╭─ INPUT

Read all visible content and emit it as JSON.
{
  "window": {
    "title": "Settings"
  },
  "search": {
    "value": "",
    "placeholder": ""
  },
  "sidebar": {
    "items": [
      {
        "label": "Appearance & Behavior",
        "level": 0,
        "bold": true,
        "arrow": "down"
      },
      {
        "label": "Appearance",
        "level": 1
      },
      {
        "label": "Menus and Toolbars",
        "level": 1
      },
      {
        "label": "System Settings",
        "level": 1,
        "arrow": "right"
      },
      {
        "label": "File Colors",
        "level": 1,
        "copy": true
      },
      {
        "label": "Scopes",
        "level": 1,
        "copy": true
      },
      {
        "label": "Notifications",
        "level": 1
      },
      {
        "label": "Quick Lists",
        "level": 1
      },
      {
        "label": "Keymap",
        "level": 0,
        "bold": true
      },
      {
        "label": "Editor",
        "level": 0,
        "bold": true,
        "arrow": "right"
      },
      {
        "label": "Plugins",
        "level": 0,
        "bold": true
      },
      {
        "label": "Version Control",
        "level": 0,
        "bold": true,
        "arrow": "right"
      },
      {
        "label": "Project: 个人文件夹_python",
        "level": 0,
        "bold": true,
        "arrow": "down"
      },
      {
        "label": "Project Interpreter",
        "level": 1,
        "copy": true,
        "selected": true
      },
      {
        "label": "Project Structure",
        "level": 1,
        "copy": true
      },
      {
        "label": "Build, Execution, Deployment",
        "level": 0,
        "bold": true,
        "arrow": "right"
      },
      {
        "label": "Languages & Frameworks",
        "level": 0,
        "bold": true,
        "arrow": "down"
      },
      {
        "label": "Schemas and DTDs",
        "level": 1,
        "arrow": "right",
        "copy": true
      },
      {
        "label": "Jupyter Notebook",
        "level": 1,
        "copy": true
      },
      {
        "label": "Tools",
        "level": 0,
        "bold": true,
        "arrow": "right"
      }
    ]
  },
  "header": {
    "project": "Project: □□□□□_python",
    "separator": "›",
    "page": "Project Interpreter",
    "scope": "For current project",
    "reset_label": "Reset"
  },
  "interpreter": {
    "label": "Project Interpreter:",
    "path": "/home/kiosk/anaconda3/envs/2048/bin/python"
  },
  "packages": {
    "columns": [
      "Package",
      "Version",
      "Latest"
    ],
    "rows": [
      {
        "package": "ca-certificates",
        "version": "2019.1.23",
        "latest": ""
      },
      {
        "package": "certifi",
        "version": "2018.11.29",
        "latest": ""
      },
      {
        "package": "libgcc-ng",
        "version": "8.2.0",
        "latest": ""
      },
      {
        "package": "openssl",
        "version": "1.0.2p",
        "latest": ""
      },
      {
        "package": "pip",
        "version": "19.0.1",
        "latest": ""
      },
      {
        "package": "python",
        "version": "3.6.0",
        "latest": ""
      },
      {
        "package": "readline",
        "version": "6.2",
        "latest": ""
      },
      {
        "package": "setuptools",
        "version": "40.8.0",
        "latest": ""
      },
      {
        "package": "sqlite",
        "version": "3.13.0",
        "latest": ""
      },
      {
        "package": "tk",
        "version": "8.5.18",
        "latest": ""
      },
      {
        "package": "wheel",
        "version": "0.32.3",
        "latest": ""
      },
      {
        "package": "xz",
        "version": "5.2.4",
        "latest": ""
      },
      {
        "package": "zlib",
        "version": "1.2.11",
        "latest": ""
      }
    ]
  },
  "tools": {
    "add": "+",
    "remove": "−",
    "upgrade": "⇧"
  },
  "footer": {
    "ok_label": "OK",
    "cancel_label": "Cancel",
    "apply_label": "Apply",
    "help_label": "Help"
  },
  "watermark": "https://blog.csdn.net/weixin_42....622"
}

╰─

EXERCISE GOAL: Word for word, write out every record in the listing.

OUTPUT OF THE TASK:
Read all visible content and emit it as JSON.
{
  "window": {
    "title": "Settings"
  },
  "search": {
    "value": "",
    "placeholder": ""
  },
  "sidebar": {
    "items": [
      {
        "label": "Appearance & Behavior",
        "level": 0,
        "bold": true,
        "arrow": "down"
      },
      {
        "label": "Appearance",
        "level": 1
      },
      {
        "label": "Menus and Toolbars",
        "level": 1
      },
      {
        "label": "System Settings",
        "level": 1,
        "arrow": "right"
      },
      {
        "label": "File Colors",
        "level": 1,
        "copy": true
      },
      {
        "label": "Scopes",
        "level": 1,
        "copy": true
      },
      {
        "label": "Notifications",
        "level": 1
      },
      {
        "label": "Quick Lists",
        "level": 1
      },
      {
        "label": "Keymap",
        "level": 0,
        "bold": true
      },
      {
        "label": "Editor",
        "level": 0,
        "bold": true,
        "arrow": "right"
      },
      {
        "label": "Plugins",
        "level": 0,
        "bold": true
      },
      {
        "label": "Version Control",
        "level": 0,
        "bold": true,
        "arrow": "right"
      },
      {
        "label": "Project: 个人文件夹_python",
        "level": 0,
        "bold": true,
        "arrow": "down"
      },
      {
        "label": "Project Interpreter",
        "level": 1,
        "copy": true,
        "selected": true
      },
      {
        "label": "Project Structure",
        "level": 1,
        "copy": true
      },
      {
        "label": "Build, Execution, Deployment",
        "level": 0,
        "bold": true,
        "arrow": "right"
      },
      {
        "label": "Languages & Frameworks",
        "level": 0,
        "bold": true,
        "arrow": "down"
      },
      {
        "label": "Schemas and DTDs",
        "level": 1,
        "arrow": "right",
        "copy": true
      },
      {
        "label": "Jupyter Notebook",
        "level": 1,
        "copy": true
      },
      {
        "label": "Tools",
        "level": 0,
        "bold": true,
        "arrow": "right"
      }
    ]
  },
  "header": {
    "project": "Project: □□□□□_python",
    "separator": "›",
    "page": "Project Interpreter",
    "scope": "For current project",
    "reset_label": "Reset"
  },
  "interpreter": {
    "label": "Project Interpreter:",
    "path": "/home/kiosk/anaconda3/envs/2048/bin/python"
  },
  "packages": {
    "columns": [
      "Package",
      "Version",
      "Latest"
    ],
    "rows": [
      {
        "package": "ca-certificates",
        "version": "2019.1.23",
        "latest": ""
      },
      {
        "package": "certifi",
        "version": "2018.11.29",
        "latest": ""
      },
      {
        "package": "libgcc-ng",
        "version": "8.2.0",
        "latest": ""
      },
      {
        "package": "openssl",
        "version": "1.0.2p",
        "latest": ""
      },
      {
        "package": "pip",
        "version": "19.0.1",
        "latest": ""
      },
      {
        "package": "python",
        "version": "3.6.0",
        "latest": ""
      },
      {
        "package": "readline",
        "version": "6.2",
        "latest": ""
      },
      {
        "package": "setuptools",
        "version": "40.8.0",
        "latest": ""
      },
      {
        "package": "sqlite",
        "version": "3.13.0",
        "latest": ""
      },
      {
        "package": "tk",
        "version": "8.5.18",
        "latest": ""
      },
      {
        "package": "wheel",
        "version": "0.32.3",
        "latest": ""
      },
      {
        "package": "xz",
        "version": "5.2.4",
        "latest": ""
      },
      {
        "package": "zlib",
        "version": "1.2.11",
        "latest": ""
      }
    ]
  },
  "tools": {
    "add": "+",
    "remove": "−",
    "upgrade": "⇧"
  },
  "footer": {
    "ok_label": "OK",
    "cancel_label": "Cancel",
    "apply_label": "Apply",
    "help_label": "Help"
  },
  "watermark": "https://blog.csdn.net/weixin_42....622"
}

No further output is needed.